Sami Abdel-Salam, PhD, is an assistant professor of criminal justice at West Chester University, PA. His research focuses on substance abuse treatment within correctional settings. Recent articles have appeared in Substance Use & Misuse, Journal of Drug Issues, and Journal of Substance Use.
Shawna Malvini Redden, PhD, is an assistant professor in communication studies at California State University, Chico and a faculty associate in the Center for Applied Behavioral Health Policy at Arizona State University. She studies interorganizational collaboration, and identity and emotion in organizations.
Nathan Link is a doctoral student at Temple University. He researches issues in corrections and criminal justice policy, and his work is published in Justice Quarterly, Crime & Delinquency, and Administration and Policy in Mental Health and Mental Health Services Research.
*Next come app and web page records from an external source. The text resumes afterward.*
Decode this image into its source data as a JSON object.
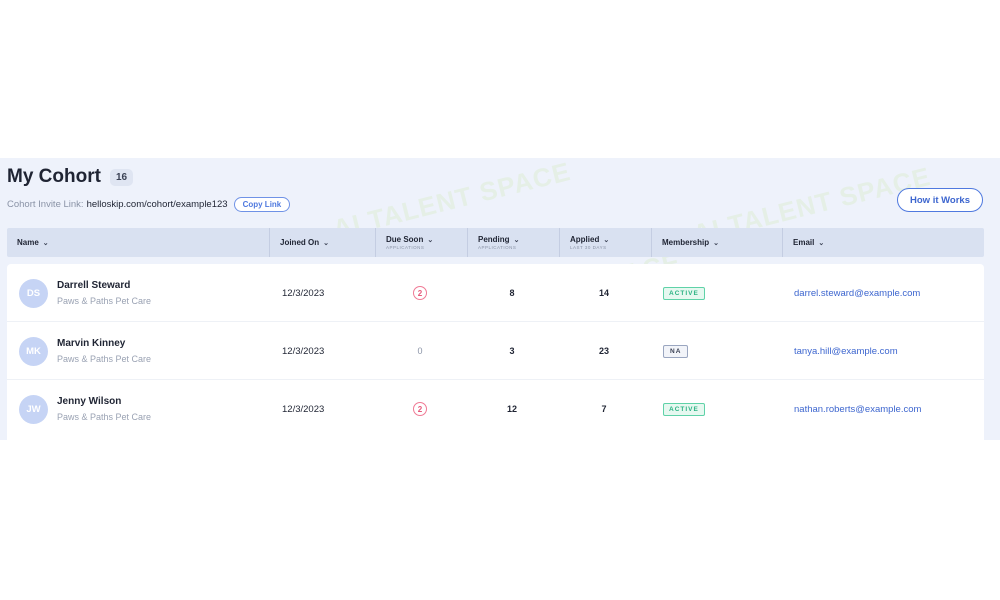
{
  "page": {
    "title": "My Cohort",
    "count": "16",
    "invite_label": "Cohort Invite Link:",
    "invite_link": "helloskip.com/cohort/example123",
    "copy_label": "Copy Link",
    "how_label": "How it Works"
  },
  "watermark": "AI TALENT SPACE",
  "columns": [
    {
      "label": "Name",
      "sub": ""
    },
    {
      "label": "Joined On",
      "sub": ""
    },
    {
      "label": "Due Soon",
      "sub": "APPLICATIONS"
    },
    {
      "label": "Pending",
      "sub": "APPLICATIONS"
    },
    {
      "label": "Applied",
      "sub": "LAST 30 DAYS"
    },
    {
      "label": "Membership",
      "sub": ""
    },
    {
      "label": "Email",
      "sub": ""
    }
  ],
  "rows": [
    {
      "initials": "DS",
      "name": "Darrell Steward",
      "org": "Paws & Paths Pet Care",
      "joined": "12/3/2023",
      "due_soon": "2",
      "pending": "8",
      "applied": "14",
      "membership": "ACTIVE",
      "email": "darrel.steward@example.com"
    },
    {
      "initials": "MK",
      "name": "Marvin Kinney",
      "org": "Paws & Paths Pet Care",
      "joined": "12/3/2023",
      "due_soon": "0",
      "pending": "3",
      "applied": "23",
      "membership": "NA",
      "email": "tanya.hill@example.com"
    },
    {
      "initials": "JW",
      "name": "Jenny Wilson",
      "org": "Paws & Paths Pet Care",
      "joined": "12/3/2023",
      "due_soon": "2",
      "pending": "12",
      "applied": "7",
      "membership": "ACTIVE",
      "email": "nathan.roberts@example.com"
    }
  ],
  "colors": {
    "accent": "#4f79df",
    "panel_bg": "#eef2fb",
    "header_bg": "#d9e1f1",
    "due_ring": "#f07a95",
    "active_green": "#2bb283"
  }
}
Leah Hamilton is a doctoral student in criminal justice at Temple University, holding an MPhil in criminology from the University of Cambridge. Her research interests include public health and criminal justice, substance abuse treatment, and implementation science. Her most recent work is published in Justice Quarterly.
Michael S. Shafer, PhD, is a professor in social work with an affiliate appointment in the School of Criminology and Criminal Justice at Arizona State University where he directs the Center for Applied Behavioral Health Policy.
Peter D. Friedmann, MD, MPH, is chief research officer at Baystate Health in Springfield, MA. He performed this work as principal investigator of the Rhode Island Research Center of Criminal Justice Drug Abuse Treatment Studies (CJ-DATS), Rhode Island Hospital, and professor of medicine, Alpert Medical School of Brown University.
1For statistical regression techniques such as backward removal, most statisticians (e.g., Tabachnick & Fidell, 2013) recommend a more liberal threshold for retention than p < .05 (e.g., p < .10 or p < .15). Variables at p < .10 often contribute to the explained variance and model fit, even though they may be non-significant in a particular sample. We cannot, however, assume zero measurement or sampling error in any one sample (i.e., other samples might yield different distributions and results).
Wayne N. Welsh, Temple University.
Michael Prendergast, University of California, Los Angeles.
Kevin Knight, Texas Christian University.
Hannah Knudsen, University of Kentucky.
Laura Monico, University of Delaware, Friends Research Institute.
Julie Gray, Texas Christian University.
Sami Abdel-Salam, West Chester University.
Shawna Malvini Redden, Arizona State University.
Nathan Link, Temple University.
Leah Hamilton, Temple University.
Michael S. Shafer, Arizona State University.
Peter D. Friedmann, Providence Veteran Affairs Medical Center, Brown University.